A medical oncologist at Stephenson Cancer Center at OU Medicine was one of only 25 faculty members in North America selected to attend a prestigious workshop in clinical trial development.
The result is that Abhishek Tripathi, M.D., returned to Oklahoma with a fully vetted clinical trial that will soon begin enrolling patients to test a new combination drug therapy for the treatment of metastatic bladder cancer.
The workshop was organized by the American Society of Clinical Oncology and the American Association for Cancer Research. To compete for a spot in the workshop, Tripathi developed his own clinical trial concept and secured funding to conduct it, a process that took a year. After a rigorous selection process, his was among the concepts chosen.
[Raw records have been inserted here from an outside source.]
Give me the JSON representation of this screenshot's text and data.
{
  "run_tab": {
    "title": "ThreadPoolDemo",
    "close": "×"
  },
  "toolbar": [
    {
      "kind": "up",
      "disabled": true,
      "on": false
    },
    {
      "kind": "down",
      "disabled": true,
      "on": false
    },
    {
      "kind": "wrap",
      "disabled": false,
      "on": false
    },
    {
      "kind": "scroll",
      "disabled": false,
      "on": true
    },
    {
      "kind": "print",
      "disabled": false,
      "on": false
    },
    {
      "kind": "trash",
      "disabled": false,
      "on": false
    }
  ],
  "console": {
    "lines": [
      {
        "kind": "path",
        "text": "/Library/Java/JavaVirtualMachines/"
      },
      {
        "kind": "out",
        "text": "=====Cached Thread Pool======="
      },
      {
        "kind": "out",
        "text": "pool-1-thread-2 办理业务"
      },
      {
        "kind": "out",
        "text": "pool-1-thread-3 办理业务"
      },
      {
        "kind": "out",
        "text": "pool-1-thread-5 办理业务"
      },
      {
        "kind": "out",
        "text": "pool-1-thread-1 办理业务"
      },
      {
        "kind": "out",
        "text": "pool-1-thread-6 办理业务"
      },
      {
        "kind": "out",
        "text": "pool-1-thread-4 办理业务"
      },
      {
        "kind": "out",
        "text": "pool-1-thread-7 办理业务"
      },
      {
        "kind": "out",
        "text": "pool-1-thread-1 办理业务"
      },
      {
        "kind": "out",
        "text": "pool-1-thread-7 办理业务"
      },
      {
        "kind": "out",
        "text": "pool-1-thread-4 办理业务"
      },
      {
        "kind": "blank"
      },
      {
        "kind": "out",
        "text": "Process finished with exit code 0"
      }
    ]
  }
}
The value of the workshop is that Tripathi worked with senior physicians, scientists and biostatisticians with decades of experience designing clinical trials. Their feedback helped him fine-tune the trial so that it would have the best chance of approval from the Food and Drug Administration. The workshop also included the input of patient advocates, who provided an important vantage point about the trial, such as how often patients would be required to come to the clinic, frequency of blood draws and number of treatments.
“The crucial advantage of this workshop is that it provides a 360-degree intensive look at the clinical trial protocol,” Tripathi said. “I received feedback from a scientific and statistical standpoint, as well as from a patient safety and patient advocacy perspective. All of that feedback combined enhances the potential for the trial to successfully answer the questions we are asking.”
The clinical trial will test the effectiveness of an existing immunotherapy medication, avelumab, combined with an investigational new drug. The new drug has already shown promise, by itself, in shrinking tumors in patients with ovarian cancer, Tripathi said. In his trial, the hope is that the new drug will work in concert with the immunotherapy drug to further stimulate the immune system to shrink and control the tumor cells in bladder cancer. The trial will be held at multiple sites around the United States, and Tripathi will serve as the national principal investigator over the entire trial.
In the United States, about 75,000 new cases of bladder cancer are diagnosed every year, and approximately 10,000 of those patients have advanced disease or cannot undergo surgery, Tripathi said. In years past, chemotherapy was the only treatment option for patients who could not tolerate surgery, but with the advent of immunotherapy, their outlook improved. Not everyone responds to immunotherapy, however, which drives oncologists like Tripathi to develop new drug combinations for metastatic cancer.
“I take care of most of the patients whose cancer has spread beyond the bladder, and those patients tend to have a very poor survival rate with existing therapies,” he said. “That’s why clinical trials are incredibly important to push the needle forward and develop promising new treatment options.”